**** Data extract ****

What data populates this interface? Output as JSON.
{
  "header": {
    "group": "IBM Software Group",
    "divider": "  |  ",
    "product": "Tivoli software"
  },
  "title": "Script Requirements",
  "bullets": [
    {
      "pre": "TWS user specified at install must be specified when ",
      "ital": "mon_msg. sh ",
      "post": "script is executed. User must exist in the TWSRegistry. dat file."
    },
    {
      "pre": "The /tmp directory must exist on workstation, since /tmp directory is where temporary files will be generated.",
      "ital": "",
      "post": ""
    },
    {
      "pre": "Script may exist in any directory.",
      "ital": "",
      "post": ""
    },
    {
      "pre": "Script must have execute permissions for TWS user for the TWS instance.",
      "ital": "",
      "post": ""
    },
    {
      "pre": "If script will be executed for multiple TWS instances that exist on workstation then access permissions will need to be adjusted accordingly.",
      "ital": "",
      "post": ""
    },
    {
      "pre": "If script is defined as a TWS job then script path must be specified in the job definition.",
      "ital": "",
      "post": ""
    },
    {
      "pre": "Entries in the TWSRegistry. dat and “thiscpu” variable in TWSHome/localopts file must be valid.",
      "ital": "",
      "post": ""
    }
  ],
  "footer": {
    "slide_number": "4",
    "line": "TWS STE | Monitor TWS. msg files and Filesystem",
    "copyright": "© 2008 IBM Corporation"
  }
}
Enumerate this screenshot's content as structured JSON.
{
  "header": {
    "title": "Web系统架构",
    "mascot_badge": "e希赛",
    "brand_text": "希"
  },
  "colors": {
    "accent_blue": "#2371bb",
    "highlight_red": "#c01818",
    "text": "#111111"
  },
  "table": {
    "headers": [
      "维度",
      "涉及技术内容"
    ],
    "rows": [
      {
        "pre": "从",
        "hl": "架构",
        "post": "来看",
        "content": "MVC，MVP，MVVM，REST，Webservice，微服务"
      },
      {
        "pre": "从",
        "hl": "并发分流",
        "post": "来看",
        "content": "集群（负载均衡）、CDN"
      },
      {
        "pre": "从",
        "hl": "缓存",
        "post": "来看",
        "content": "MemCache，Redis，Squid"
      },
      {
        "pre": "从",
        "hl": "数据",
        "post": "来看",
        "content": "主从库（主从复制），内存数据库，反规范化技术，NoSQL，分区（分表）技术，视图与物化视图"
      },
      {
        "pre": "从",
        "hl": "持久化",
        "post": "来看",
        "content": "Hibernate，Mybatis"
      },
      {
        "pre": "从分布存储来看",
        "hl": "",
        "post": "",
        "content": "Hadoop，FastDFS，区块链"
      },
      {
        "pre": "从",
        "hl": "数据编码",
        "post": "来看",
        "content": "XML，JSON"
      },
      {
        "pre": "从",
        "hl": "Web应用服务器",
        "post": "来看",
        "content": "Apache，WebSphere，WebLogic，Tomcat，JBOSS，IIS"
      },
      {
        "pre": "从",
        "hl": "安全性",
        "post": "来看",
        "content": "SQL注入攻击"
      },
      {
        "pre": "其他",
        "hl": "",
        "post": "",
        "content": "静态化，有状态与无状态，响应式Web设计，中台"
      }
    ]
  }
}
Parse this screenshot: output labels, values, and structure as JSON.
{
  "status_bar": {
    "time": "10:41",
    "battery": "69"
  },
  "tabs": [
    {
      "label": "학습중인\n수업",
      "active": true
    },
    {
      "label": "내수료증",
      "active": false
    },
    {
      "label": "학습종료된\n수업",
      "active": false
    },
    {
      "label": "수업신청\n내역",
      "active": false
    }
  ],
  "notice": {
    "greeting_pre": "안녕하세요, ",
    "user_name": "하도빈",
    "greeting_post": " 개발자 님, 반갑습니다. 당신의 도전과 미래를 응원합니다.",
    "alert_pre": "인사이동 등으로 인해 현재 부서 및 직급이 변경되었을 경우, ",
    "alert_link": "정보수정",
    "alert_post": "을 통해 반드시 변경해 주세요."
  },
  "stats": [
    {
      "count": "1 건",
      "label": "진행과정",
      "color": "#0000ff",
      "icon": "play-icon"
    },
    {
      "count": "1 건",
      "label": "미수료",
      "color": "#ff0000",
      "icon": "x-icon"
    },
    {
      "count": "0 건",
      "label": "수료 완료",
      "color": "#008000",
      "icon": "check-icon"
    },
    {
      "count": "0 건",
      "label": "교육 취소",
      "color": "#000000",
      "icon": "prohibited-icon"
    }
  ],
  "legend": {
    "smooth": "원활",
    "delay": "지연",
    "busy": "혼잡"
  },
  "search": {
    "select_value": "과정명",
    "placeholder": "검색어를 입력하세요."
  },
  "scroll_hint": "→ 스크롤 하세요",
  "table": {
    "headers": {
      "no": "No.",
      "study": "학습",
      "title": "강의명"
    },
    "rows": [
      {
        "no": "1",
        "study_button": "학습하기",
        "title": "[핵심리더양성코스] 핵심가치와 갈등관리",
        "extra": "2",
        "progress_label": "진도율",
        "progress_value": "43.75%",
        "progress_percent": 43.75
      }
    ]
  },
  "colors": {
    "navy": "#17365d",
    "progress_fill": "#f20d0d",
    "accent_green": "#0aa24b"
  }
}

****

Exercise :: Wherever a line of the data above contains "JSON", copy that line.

Completed exercise ::
What data populates this interface? Output as JSON.
Enumerate this screenshot's content as structured JSON.
        "content": "XML，JSON"
Parse this screenshot: output labels, values, and structure as JSON.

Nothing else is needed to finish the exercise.